Project Echo – Telementoring for Complex Health Conditions

Project echo is a telementoring model that connects primary care clinicians with inter-disciplinary teams of specialists. This approach is intended to improve the treatment of patients with complex conditions, particularly in rural areas that are not well-served.

The ECHO model, which was developed in 2003 at the University of New Mexico, is a treatment for the hepatitis C in prisons and underserved populations. The ECHO model has since been replicated across the globe in various clinical areas including diabetes, asthma chronic pain, asthma, and rheumatology. The ECHO model is supported by the Robert Wood Johnson Foundation, the Agency for Healthcare Research and Quality, the GE Foundation, and the Leona M. and Harry B Helmsley Charitable Trust.

During ECHO sessions participants present case studies that have been identified and engage in discussion with experts in the field via videoconferencing. In this “all-teach learning, all-learn” style, instructors share information and experience to address questions, provide feedback, and offer suggestions.

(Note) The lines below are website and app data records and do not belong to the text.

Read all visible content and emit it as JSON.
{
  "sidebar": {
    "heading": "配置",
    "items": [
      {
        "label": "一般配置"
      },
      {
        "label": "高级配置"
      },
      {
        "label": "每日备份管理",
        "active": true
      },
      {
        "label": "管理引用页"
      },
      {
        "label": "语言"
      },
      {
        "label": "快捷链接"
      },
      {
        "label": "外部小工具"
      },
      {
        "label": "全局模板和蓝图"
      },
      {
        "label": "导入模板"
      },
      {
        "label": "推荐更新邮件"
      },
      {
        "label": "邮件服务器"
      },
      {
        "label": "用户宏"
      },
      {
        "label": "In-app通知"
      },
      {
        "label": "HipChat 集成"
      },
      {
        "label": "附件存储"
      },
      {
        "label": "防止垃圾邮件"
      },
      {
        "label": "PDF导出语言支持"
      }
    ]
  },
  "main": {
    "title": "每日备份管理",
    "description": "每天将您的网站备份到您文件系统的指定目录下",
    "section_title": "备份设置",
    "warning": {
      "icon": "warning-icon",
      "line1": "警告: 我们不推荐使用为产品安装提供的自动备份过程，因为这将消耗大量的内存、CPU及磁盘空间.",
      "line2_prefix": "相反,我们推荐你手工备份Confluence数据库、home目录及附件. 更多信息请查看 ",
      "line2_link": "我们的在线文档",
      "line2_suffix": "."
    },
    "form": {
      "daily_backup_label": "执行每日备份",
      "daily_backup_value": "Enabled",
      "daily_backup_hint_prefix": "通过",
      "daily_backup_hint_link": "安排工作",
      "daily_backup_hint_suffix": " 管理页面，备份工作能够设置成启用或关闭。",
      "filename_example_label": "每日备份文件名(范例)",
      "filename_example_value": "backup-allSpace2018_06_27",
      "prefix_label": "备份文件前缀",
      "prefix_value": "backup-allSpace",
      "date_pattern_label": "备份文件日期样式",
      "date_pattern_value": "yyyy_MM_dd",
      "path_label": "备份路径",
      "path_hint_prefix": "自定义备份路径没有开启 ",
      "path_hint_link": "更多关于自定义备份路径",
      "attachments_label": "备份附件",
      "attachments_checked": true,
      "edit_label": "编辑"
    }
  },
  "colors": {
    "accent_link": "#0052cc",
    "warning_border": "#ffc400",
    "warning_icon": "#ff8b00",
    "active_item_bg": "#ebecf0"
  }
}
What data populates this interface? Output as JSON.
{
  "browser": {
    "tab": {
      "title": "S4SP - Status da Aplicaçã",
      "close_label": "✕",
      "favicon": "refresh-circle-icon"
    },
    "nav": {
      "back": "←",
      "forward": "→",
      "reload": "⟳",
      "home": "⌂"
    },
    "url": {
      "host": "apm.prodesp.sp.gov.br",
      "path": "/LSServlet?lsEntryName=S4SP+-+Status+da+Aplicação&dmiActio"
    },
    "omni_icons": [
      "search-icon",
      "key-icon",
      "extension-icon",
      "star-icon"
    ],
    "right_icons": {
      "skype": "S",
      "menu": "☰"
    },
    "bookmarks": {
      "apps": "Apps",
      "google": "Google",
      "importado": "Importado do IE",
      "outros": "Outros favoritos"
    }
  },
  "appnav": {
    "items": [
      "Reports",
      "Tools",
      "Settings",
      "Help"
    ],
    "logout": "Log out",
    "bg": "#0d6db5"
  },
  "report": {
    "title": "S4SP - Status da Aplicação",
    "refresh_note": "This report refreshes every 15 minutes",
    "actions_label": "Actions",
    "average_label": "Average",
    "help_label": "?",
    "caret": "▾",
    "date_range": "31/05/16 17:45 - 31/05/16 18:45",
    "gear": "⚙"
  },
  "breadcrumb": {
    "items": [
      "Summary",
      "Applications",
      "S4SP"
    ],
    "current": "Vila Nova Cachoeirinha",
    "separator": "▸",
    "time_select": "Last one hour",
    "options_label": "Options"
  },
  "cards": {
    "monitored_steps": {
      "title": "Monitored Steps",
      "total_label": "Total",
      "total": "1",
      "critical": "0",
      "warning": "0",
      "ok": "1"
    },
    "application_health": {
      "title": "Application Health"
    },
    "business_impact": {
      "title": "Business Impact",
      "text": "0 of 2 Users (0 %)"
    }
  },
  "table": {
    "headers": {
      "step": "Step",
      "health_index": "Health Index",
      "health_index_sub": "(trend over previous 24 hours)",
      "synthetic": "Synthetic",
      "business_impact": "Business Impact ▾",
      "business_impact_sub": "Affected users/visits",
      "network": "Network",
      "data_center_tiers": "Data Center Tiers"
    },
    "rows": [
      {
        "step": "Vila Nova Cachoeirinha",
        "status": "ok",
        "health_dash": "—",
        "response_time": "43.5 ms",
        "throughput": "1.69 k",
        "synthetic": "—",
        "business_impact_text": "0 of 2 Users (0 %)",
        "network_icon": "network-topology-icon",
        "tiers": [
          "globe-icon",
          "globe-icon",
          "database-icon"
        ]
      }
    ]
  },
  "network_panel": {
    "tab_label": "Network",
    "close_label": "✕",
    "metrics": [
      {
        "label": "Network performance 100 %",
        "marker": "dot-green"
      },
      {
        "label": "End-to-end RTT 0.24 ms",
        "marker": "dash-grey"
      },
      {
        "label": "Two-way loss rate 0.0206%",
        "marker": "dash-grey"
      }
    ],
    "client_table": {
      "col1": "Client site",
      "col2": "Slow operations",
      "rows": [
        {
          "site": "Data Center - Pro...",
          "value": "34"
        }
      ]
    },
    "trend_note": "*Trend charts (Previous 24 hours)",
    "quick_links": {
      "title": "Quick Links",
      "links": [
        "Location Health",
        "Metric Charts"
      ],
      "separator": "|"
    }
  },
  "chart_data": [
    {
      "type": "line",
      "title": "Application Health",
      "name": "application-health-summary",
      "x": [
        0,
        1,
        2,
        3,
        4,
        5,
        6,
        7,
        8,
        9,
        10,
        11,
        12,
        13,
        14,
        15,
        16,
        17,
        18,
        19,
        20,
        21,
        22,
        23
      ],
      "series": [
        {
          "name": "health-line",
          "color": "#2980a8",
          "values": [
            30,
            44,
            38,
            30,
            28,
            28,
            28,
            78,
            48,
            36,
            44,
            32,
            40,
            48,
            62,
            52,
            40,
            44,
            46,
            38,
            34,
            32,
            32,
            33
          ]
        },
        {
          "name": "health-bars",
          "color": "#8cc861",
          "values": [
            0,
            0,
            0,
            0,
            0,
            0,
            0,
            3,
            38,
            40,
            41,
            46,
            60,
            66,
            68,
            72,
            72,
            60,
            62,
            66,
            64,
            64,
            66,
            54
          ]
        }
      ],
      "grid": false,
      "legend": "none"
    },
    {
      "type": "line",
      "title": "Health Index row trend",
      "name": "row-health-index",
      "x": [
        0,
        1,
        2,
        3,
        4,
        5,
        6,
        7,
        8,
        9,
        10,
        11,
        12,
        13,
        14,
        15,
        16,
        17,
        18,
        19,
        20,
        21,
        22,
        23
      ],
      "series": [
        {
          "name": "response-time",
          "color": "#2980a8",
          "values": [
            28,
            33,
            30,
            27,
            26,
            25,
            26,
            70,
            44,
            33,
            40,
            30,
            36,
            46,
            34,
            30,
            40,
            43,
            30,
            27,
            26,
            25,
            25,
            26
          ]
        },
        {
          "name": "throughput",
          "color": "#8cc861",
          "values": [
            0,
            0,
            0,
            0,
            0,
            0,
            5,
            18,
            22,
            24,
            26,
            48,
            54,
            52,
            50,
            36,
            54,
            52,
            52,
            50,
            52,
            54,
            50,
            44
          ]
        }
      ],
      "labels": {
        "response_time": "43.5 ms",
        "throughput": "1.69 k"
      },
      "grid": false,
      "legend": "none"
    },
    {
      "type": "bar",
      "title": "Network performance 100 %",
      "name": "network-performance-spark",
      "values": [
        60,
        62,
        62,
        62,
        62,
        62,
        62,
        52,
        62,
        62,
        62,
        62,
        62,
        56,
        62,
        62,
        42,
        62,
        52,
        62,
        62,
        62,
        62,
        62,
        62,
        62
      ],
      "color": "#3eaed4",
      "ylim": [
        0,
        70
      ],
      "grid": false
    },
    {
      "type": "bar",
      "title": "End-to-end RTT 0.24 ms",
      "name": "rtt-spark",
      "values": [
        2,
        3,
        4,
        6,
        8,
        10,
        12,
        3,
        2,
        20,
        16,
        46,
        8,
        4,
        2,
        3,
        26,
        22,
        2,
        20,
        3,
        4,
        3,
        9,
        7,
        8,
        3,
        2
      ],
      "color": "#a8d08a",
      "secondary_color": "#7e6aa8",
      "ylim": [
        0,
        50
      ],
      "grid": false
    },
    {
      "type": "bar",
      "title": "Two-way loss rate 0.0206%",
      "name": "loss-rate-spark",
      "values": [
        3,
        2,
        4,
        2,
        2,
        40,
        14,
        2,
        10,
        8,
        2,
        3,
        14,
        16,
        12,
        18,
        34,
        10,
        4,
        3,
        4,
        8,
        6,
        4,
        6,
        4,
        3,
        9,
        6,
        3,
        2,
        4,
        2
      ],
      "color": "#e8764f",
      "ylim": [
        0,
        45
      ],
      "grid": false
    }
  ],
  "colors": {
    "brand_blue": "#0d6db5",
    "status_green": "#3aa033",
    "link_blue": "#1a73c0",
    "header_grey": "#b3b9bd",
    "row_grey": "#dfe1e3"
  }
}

The ECHO model allows remote monitoring of the patient’s outcomes remotely. Specialists from the learn this here now University of New Mexico monitor the plans of each community-based provider’s treatment to ensure that their patients receive the highest quality of care. If a patient is unable to adhere to their prescribed therapy, the specialists can recommend mid-course corrections. This can help reduce the risk of failure in treatment and increases the chance of having a positive outcome. Moreover, specialists can use the ECHO system to track their data and spot gaps in treatment. This information is transferred to local doctors to help them better serve their patients.